**Your objective:**
Give a verbatim copy of the data, leaving the pictures out.

Data records for software interfaces:
□ □ □ □ □

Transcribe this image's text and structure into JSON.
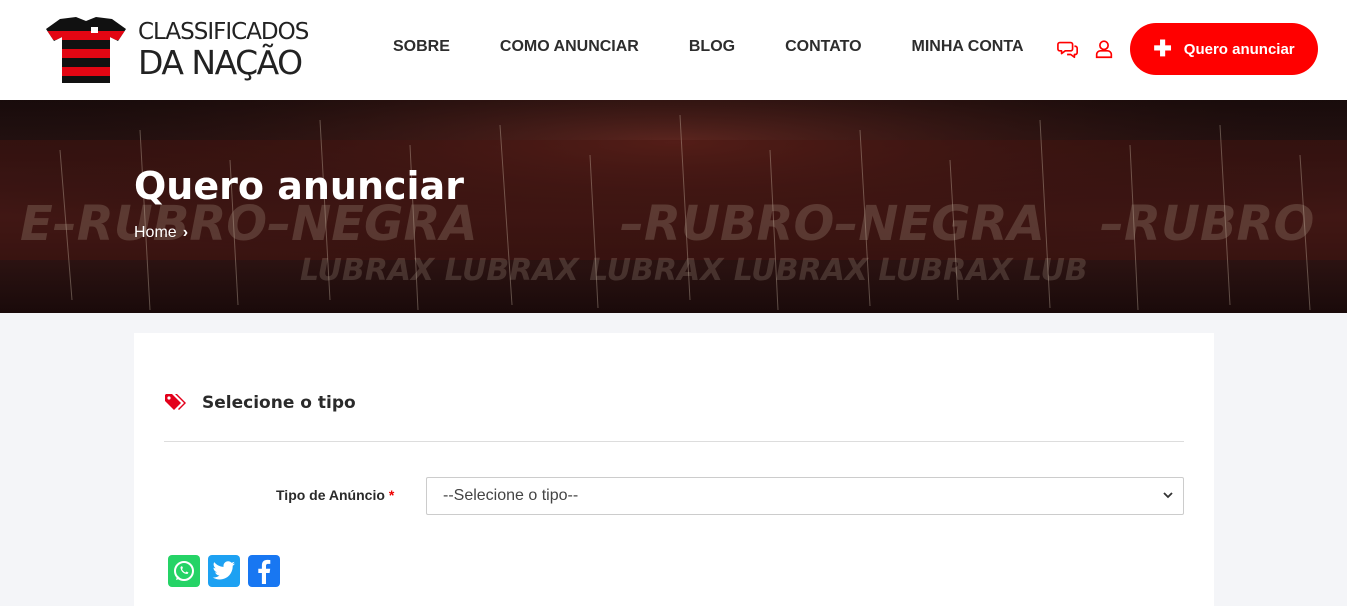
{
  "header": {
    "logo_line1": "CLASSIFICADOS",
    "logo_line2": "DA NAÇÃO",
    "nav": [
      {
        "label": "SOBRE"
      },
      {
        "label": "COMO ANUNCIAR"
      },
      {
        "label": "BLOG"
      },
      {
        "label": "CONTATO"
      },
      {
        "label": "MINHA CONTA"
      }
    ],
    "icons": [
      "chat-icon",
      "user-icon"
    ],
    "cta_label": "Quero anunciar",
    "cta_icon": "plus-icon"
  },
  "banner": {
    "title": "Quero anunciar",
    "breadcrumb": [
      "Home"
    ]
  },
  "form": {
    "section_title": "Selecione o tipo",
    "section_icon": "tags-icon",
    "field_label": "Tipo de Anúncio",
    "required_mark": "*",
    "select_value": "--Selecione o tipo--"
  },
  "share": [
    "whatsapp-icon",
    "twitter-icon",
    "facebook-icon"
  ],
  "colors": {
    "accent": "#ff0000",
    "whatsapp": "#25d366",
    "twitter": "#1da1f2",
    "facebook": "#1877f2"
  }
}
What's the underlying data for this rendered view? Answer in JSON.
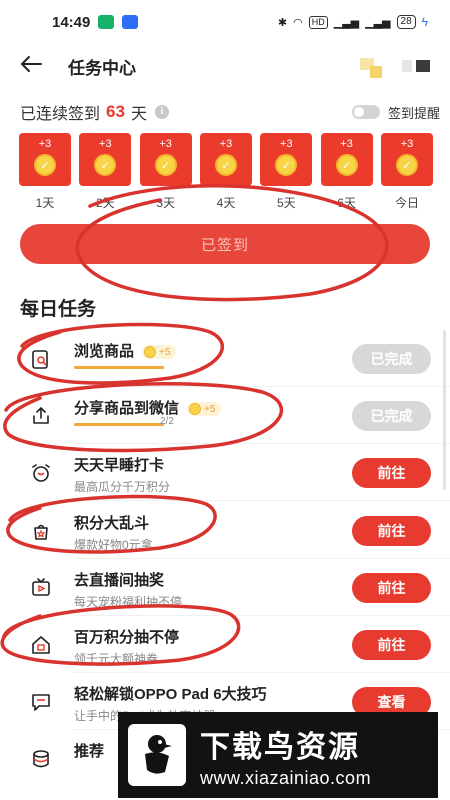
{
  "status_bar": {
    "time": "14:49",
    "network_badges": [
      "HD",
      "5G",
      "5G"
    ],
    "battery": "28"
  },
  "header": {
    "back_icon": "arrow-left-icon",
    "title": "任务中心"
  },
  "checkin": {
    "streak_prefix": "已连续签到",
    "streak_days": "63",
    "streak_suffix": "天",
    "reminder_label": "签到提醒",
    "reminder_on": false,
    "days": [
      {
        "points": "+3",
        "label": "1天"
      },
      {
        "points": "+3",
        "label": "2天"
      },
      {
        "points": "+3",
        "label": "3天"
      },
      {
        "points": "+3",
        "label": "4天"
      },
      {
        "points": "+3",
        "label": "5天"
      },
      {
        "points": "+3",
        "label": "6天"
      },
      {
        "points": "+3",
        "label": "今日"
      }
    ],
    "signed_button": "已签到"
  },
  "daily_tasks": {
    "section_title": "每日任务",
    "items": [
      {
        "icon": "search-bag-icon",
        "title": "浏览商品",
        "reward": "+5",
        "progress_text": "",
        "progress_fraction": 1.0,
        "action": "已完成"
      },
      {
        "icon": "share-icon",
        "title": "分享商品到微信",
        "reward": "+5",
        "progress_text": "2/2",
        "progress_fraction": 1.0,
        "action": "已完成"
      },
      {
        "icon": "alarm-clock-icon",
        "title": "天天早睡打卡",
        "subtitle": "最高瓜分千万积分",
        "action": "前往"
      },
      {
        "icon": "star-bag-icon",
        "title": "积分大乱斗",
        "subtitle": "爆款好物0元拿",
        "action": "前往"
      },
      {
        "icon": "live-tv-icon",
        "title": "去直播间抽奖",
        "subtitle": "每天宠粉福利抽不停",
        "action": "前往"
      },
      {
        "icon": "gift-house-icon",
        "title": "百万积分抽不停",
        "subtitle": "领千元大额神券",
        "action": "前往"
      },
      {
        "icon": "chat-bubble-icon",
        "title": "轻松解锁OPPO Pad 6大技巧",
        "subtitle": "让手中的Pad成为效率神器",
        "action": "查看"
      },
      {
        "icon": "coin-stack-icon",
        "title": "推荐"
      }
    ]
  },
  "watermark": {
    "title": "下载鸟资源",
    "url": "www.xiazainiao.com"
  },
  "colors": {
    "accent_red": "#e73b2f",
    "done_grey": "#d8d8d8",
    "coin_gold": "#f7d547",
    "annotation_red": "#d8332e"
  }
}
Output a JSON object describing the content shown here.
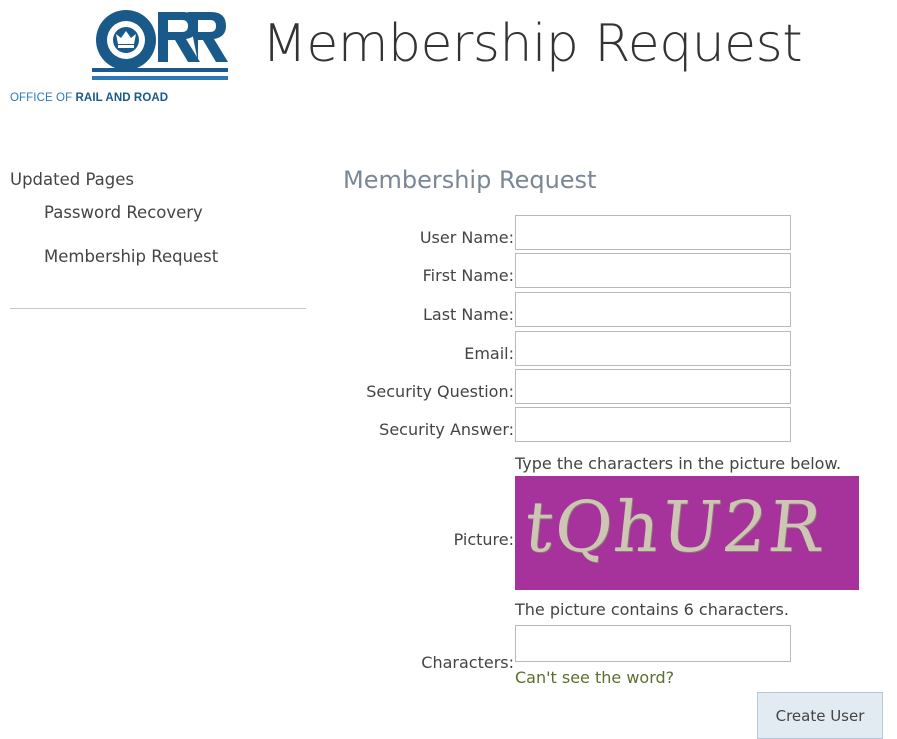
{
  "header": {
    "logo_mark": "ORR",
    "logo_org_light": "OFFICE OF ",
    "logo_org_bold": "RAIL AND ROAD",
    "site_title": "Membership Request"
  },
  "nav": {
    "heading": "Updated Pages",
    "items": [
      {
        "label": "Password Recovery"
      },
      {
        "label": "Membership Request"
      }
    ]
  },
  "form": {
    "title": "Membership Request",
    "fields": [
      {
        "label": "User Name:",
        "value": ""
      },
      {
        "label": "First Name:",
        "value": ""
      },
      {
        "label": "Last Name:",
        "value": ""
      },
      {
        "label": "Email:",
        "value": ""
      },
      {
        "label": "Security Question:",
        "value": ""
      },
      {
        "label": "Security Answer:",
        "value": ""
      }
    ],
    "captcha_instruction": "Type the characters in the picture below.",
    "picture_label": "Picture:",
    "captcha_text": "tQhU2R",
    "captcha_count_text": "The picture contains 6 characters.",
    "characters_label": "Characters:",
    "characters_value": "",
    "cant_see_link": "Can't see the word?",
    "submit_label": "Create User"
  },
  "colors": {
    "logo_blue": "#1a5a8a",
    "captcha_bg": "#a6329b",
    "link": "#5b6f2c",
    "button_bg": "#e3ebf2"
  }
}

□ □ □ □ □

**Exercise solution:**
Transcribe this image's text and structure into JSON.
{
  "header": {
    "logo_line1": "CLASSIFICADOS",
    "logo_line2": "DA NAÇÃO",
    "nav": [
      {
        "label": "SOBRE"
      },
      {
        "label": "COMO ANUNCIAR"
      },
      {
        "label": "BLOG"
      },
      {
        "label": "CONTATO"
      },
      {
        "label": "MINHA CONTA"
      }
    ],
    "icons": [
      "chat-icon",
      "user-icon"
    ],
    "cta_label": "Quero anunciar",
    "cta_icon": "plus-icon"
  },
  "banner": {
    "title": "Quero anunciar",
    "breadcrumb": [
      "Home"
    ]
  },
  "form": {
    "section_title": "Selecione o tipo",
    "section_icon": "tags-icon",
    "field_label": "Tipo de Anúncio",
    "required_mark": "*",
    "select_value": "--Selecione o tipo--"
  },
  "share": [
    "whatsapp-icon",
    "twitter-icon",
    "facebook-icon"
  ],
  "colors": {
    "accent": "#ff0000",
    "whatsapp": "#25d366",
    "twitter": "#1da1f2",
    "facebook": "#1877f2"
  }
}
What's the underlying data for this rendered view? Answer in JSON.
{
  "status_bar": {
    "time": "14:49",
    "network_badges": [
      "HD",
      "5G",
      "5G"
    ],
    "battery": "28"
  },
  "header": {
    "back_icon": "arrow-left-icon",
    "title": "任务中心"
  },
  "checkin": {
    "streak_prefix": "已连续签到",
    "streak_days": "63",
    "streak_suffix": "天",
    "reminder_label": "签到提醒",
    "reminder_on": false,
    "days": [
      {
        "points": "+3",
        "label": "1天"
      },
      {
        "points": "+3",
        "label": "2天"
      },
      {
        "points": "+3",
        "label": "3天"
      },
      {
        "points": "+3",
        "label": "4天"
      },
      {
        "points": "+3",
        "label": "5天"
      },
      {
        "points": "+3",
        "label": "6天"
      },
      {
        "points": "+3",
        "label": "今日"
      }
    ],
    "signed_button": "已签到"
  },
  "daily_tasks": {
    "section_title": "每日任务",
    "items": [
      {
        "icon": "search-bag-icon",
        "title": "浏览商品",
        "reward": "+5",
        "progress_text": "",
        "progress_fraction": 1.0,
        "action": "已完成"
      },
      {
        "icon": "share-icon",
        "title": "分享商品到微信",
        "reward": "+5",
        "progress_text": "2/2",
        "progress_fraction": 1.0,
        "action": "已完成"
      },
      {
        "icon": "alarm-clock-icon",
        "title": "天天早睡打卡",
        "subtitle": "最高瓜分千万积分",
        "action": "前往"
      },
      {
        "icon": "star-bag-icon",
        "title": "积分大乱斗",
        "subtitle": "爆款好物0元拿",
        "action": "前往"
      },
      {
        "icon": "live-tv-icon",
        "title": "去直播间抽奖",
        "subtitle": "每天宠粉福利抽不停",
        "action": "前往"
      },
      {
        "icon": "gift-house-icon",
        "title": "百万积分抽不停",
        "subtitle": "领千元大额神券",
        "action": "前往"
      },
      {
        "icon": "chat-bubble-icon",
        "title": "轻松解锁OPPO Pad 6大技巧",
        "subtitle": "让手中的Pad成为效率神器",
        "action": "查看"
      },
      {
        "icon": "coin-stack-icon",
        "title": "推荐"
      }
    ]
  },
  "watermark": {
    "title": "下载鸟资源",
    "url": "www.xiazainiao.com"
  },
  "colors": {
    "accent_red": "#e73b2f",
    "done_grey": "#d8d8d8",
    "coin_gold": "#f7d547",
    "annotation_red": "#d8332e"
  }
}
Output a JSON object describing the content shown here.
{
  "header": {
    "logo_mark": "ORR",
    "logo_org_light": "OFFICE OF ",
    "logo_org_bold": "RAIL AND ROAD",
    "site_title": "Membership Request"
  },
  "nav": {
    "heading": "Updated Pages",
    "items": [
      {
        "label": "Password Recovery"
      },
      {
        "label": "Membership Request"
      }
    ]
  },
  "form": {
    "title": "Membership Request",
    "fields": [
      {
        "label": "User Name:",
        "value": ""
      },
      {
        "label": "First Name:",
        "value": ""
      },
      {
        "label": "Last Name:",
        "value": ""
      },
      {
        "label": "Email:",
        "value": ""
      },
      {
        "label": "Security Question:",
        "value": ""
      },
      {
        "label": "Security Answer:",
        "value": ""
      }
    ],
    "captcha_instruction": "Type the characters in the picture below.",
    "picture_label": "Picture:",
    "captcha_text": "tQhU2R",
    "captcha_count_text": "The picture contains 6 characters.",
    "characters_label": "Characters:",
    "characters_value": "",
    "cant_see_link": "Can't see the word?",
    "submit_label": "Create User"
  },
  "colors": {
    "logo_blue": "#1a5a8a",
    "captcha_bg": "#a6329b",
    "link": "#5b6f2c",
    "button_bg": "#e3ebf2"
  }
}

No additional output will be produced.